> _About this exercise_
Go through the data below. Pull out every line that has the word "translate".

════

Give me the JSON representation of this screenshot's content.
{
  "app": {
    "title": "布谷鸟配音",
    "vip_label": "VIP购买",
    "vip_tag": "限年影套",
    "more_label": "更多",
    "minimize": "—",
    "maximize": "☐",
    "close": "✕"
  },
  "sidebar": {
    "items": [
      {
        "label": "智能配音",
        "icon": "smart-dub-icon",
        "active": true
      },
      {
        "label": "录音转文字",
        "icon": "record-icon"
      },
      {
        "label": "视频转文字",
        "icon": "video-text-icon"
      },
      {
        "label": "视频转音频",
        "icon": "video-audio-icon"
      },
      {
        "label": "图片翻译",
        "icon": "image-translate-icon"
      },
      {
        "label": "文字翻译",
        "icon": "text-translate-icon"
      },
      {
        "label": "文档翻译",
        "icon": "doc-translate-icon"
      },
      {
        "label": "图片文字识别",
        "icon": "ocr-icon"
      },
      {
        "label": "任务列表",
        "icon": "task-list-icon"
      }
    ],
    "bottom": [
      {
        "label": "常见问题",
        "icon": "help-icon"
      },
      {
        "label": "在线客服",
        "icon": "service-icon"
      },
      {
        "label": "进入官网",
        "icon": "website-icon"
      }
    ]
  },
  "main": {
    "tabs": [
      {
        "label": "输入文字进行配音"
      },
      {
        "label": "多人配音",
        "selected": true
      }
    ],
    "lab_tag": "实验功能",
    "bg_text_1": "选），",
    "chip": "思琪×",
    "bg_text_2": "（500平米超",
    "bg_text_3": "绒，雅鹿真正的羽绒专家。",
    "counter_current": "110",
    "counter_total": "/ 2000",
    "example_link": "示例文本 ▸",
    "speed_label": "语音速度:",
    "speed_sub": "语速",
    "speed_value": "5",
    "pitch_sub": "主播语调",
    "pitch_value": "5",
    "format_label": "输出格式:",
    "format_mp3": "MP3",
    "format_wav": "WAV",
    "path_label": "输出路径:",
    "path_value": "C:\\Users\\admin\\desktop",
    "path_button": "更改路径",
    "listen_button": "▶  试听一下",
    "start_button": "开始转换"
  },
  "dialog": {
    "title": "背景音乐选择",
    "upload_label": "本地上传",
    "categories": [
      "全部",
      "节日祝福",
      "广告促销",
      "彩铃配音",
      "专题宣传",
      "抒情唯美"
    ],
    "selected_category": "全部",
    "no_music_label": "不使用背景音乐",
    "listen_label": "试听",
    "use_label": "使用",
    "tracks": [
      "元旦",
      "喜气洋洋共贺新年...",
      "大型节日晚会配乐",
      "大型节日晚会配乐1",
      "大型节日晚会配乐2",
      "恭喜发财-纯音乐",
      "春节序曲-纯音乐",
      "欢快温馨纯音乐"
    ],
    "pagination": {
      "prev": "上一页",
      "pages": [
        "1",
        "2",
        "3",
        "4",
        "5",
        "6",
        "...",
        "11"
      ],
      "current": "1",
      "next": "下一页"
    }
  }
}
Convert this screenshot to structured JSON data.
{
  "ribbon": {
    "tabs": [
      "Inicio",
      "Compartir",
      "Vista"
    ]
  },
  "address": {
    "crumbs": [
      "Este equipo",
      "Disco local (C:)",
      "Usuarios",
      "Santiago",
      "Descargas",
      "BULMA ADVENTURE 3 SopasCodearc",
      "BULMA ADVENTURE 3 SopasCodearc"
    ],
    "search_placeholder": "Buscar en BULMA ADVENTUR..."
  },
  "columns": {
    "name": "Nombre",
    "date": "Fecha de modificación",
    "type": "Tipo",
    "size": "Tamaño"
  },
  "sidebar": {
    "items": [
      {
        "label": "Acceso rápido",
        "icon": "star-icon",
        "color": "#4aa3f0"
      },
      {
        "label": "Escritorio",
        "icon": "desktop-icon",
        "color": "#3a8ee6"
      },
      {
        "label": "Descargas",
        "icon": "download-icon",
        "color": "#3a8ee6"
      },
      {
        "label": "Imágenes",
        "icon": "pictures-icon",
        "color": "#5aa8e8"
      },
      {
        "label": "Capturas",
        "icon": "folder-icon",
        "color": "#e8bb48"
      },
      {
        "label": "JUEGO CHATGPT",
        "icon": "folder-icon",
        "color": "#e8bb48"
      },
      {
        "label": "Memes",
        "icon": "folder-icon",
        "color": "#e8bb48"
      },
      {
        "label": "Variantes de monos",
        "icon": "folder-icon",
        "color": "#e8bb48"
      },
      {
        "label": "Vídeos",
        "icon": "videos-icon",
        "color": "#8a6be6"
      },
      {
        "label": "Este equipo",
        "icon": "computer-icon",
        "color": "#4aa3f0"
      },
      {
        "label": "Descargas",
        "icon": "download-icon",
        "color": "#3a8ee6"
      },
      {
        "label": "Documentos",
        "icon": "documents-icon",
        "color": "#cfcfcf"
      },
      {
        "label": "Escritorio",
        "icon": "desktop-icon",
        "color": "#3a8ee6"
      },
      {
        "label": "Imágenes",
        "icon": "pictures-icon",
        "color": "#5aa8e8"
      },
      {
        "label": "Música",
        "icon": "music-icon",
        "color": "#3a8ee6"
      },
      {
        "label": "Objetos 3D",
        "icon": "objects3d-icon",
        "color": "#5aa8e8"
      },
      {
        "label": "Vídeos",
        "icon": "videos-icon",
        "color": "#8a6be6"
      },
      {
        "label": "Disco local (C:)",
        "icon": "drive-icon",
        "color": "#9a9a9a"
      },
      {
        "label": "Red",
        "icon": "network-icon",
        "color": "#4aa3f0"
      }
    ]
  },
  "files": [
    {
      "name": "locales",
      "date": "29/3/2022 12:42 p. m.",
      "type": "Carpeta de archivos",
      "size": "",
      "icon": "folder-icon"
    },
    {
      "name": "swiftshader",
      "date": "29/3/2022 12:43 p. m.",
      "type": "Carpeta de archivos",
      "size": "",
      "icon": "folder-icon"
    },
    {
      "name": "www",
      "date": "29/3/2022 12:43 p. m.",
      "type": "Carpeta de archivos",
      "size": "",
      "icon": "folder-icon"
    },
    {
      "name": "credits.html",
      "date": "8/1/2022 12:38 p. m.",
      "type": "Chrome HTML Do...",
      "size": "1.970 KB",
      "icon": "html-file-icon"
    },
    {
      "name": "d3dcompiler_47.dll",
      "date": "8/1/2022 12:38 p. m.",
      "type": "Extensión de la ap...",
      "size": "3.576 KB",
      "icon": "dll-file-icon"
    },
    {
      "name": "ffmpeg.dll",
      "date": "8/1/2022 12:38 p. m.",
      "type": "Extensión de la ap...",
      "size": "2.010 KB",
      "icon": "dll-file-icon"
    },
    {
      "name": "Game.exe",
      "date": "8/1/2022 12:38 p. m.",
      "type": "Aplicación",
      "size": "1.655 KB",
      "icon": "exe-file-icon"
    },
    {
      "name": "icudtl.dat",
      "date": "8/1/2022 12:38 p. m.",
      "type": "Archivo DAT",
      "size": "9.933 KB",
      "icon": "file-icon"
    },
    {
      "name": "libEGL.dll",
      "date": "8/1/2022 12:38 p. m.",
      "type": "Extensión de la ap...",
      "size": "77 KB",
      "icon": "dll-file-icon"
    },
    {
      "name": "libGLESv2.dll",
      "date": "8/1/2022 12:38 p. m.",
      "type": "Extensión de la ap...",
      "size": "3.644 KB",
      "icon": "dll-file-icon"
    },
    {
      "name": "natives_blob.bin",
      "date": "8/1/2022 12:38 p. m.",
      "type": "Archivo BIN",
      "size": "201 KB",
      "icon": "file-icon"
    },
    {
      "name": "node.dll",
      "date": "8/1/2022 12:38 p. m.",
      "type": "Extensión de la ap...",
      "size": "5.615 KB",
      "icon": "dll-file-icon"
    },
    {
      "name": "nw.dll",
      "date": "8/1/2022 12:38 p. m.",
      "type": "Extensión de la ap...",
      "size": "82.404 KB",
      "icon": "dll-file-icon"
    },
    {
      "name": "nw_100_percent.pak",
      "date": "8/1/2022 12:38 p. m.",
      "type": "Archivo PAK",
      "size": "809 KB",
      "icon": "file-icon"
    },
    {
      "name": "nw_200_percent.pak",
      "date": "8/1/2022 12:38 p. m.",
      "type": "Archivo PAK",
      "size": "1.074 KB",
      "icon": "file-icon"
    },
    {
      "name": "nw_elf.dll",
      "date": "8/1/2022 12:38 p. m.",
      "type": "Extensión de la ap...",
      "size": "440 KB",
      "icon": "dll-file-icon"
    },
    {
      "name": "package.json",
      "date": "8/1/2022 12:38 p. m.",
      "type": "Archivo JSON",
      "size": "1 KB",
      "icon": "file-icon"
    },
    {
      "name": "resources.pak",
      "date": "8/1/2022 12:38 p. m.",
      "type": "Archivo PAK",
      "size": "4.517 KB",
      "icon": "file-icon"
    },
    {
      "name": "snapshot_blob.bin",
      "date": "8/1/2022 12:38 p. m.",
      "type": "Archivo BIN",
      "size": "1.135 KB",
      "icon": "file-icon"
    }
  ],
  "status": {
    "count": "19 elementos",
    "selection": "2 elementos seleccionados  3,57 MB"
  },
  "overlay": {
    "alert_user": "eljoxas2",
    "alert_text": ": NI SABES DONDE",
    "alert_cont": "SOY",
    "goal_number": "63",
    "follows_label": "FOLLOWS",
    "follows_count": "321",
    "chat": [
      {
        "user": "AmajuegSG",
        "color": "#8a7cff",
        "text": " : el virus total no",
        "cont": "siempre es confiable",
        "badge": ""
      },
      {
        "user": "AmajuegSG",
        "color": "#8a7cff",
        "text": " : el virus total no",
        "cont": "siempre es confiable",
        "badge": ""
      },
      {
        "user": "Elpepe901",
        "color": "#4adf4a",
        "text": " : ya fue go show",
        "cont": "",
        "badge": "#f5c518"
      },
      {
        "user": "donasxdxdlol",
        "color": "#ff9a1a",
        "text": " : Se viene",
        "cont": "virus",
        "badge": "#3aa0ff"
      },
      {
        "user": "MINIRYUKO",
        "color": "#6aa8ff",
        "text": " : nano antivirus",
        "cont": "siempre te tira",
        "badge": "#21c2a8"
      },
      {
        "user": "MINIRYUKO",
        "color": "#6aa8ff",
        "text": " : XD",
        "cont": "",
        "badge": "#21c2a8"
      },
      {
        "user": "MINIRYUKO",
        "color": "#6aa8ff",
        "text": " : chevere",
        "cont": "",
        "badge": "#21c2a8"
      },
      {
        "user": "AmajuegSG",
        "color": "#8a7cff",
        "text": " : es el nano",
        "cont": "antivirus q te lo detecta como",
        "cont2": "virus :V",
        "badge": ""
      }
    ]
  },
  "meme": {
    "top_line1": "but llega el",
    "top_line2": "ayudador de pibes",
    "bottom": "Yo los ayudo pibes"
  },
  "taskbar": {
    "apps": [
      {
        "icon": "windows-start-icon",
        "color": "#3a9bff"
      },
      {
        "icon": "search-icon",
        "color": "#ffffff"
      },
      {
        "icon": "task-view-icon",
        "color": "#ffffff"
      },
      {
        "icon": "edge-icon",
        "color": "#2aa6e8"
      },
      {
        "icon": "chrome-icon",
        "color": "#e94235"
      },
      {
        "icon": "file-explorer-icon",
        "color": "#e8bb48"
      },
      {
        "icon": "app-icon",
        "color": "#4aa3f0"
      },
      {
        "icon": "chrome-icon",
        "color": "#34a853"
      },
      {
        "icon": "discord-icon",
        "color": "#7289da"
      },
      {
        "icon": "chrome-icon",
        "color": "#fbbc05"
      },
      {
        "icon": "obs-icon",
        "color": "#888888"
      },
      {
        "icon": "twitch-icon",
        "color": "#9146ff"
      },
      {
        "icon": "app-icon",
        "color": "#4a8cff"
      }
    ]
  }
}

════

> _Reply to the exercise_
        "icon": "image-translate-icon"
        "icon": "text-translate-icon"
        "icon": "doc-translate-icon"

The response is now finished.